|At the Australian War Memorial, shining on the dome above the ramparts|
photograph by great-grandniece, Dee Gargano 23 April 2018 at 18.54
|Bruce and Sid, 1916|
Bruce was the youngest and 13th child of his father William Campbell; the 10th child and 7th son of his mother Rebecca Mary Wilkins. He was 20 years old when he enlisted for service with his brothers Charles Douglas (Chad), Sidney Frederick and Henry John (Harry).
They took the train to Brisbane to register for the 9th Battalion, Queensland's first. Eldest brother Charles was discharged before departure. After serving in France from 1916, only Harry and Sid returned home.
|Original Brookwood Cemetery |
Bruce was wounded in action on 6 May 1917 during the second battle at Bullecourt. He was paralysed by gunfire and shipped to the National Hospital in London, where he died a month later.
|Thy Will Be Done|
The family's devastation is recorded in two places - Port Macquarie, near to Rollands Plains where Bruce was born in 1896 - and Tweed Heads, the border town from which Bruce and his brothers caught the train to Brisbane.
The Port Macquarie Library has commemorated the service of its town's sons by reaffirming the dedicated World War I Memorial. 'The Memorial was built by public subscription and was officially unveiled in April 1921. Atop the memorial sits a world globe bearing the words "They Crossed the Ocean".
|At Port Macquarie|
The associated website commemorates the people behind those names. It is not intended, nor does it claim, to be a definitive biographical source. The information has been researched using publicly available information sources and, in some cases, information contributed by relatives. The scope of the website is strictly limited to the names on the Port Macquarie War Memorial.'
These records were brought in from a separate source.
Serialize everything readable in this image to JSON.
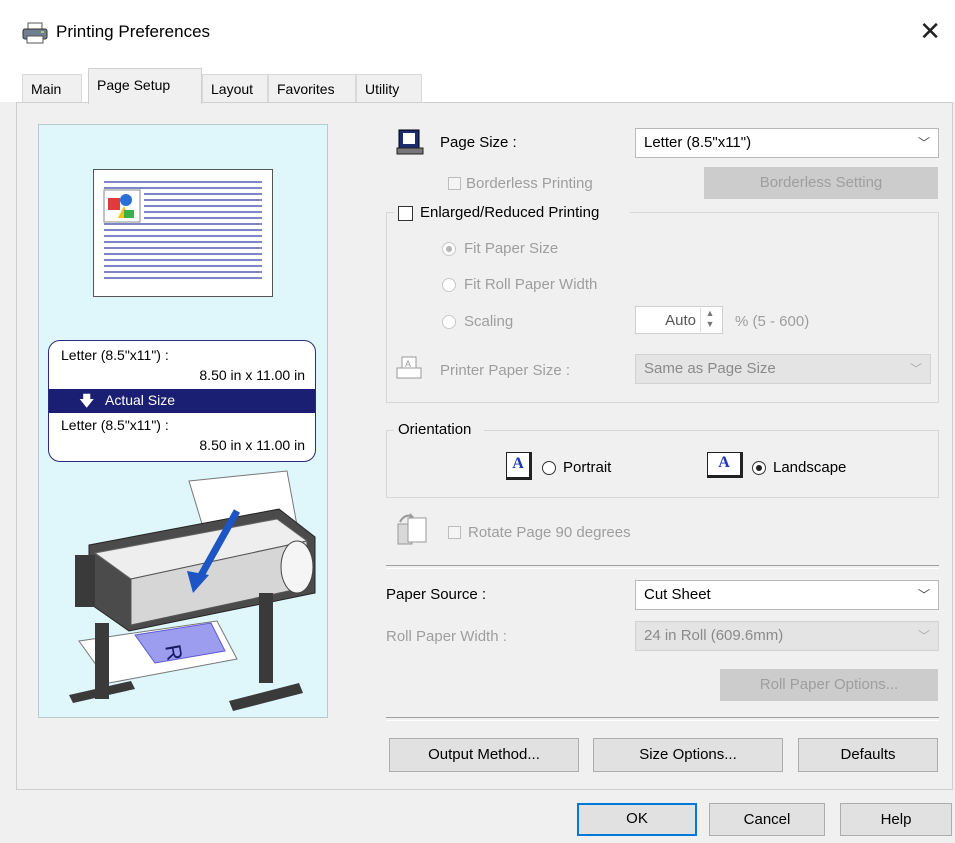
{
  "window": {
    "title": "Printing Preferences",
    "close_glyph": "✕",
    "icon": "printer-icon"
  },
  "tabs": [
    {
      "label": "Main"
    },
    {
      "label": "Page Setup",
      "active": true
    },
    {
      "label": "Layout"
    },
    {
      "label": "Favorites"
    },
    {
      "label": "Utility"
    }
  ],
  "preview": {
    "source_size": "Letter (8.5\"x11\") :",
    "source_dims": "8.50 in x 11.00 in",
    "scaling_label": "Actual Size",
    "output_size": "Letter (8.5\"x11\") :",
    "output_dims": "8.50 in x 11.00 in",
    "paper_letter": "R"
  },
  "page_size": {
    "label": "Page Size :",
    "value": "Letter (8.5\"x11\")"
  },
  "borderless": {
    "checkbox_label": "Borderless Printing",
    "checked": false,
    "button_label": "Borderless Setting"
  },
  "enlarged": {
    "checkbox_label": "Enlarged/Reduced Printing",
    "checked": false,
    "fit_paper": "Fit Paper Size",
    "fit_roll": "Fit Roll Paper Width",
    "scaling": "Scaling",
    "scaling_value": "Auto",
    "scaling_range": "% (5 - 600)",
    "printer_paper_size_label": "Printer Paper Size :",
    "printer_paper_size_value": "Same as Page Size"
  },
  "orientation": {
    "group_label": "Orientation",
    "portrait": "Portrait",
    "landscape": "Landscape",
    "selected": "Landscape",
    "icon_letter": "A"
  },
  "rotate": {
    "label": "Rotate Page 90 degrees",
    "checked": false
  },
  "paper_source": {
    "label": "Paper Source :",
    "value": "Cut Sheet"
  },
  "roll_width": {
    "label": "Roll Paper Width :",
    "value": "24 in Roll (609.6mm)",
    "options_button": "Roll Paper Options..."
  },
  "buttons": {
    "output_method": "Output Method...",
    "size_options": "Size Options...",
    "defaults": "Defaults",
    "ok": "OK",
    "cancel": "Cancel",
    "help": "Help"
  },
  "colors": {
    "accent": "#0078d7",
    "preview_bg": "#dff6fb",
    "actual_bar": "#1b1f74"
  }
}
For the Campbell family and its most courageous son, this is a deeply moving tribute and recognition of painful contribution.
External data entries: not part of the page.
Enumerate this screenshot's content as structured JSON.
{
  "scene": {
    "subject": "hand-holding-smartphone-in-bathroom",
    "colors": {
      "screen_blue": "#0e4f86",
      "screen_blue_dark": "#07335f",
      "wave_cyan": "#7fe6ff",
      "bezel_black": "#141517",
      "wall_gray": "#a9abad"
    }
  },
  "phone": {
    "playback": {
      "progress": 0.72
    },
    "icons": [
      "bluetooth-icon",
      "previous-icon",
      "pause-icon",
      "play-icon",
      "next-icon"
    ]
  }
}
|The altar, Presbyterian Church|
|Presbyterian Church, Tweed Heads|
In a time when large families were common, it was usual practice for names to be inherited down the generations. Two generations passed before his mother and sisters would allow a great-grandson to be named for this dutiful young man.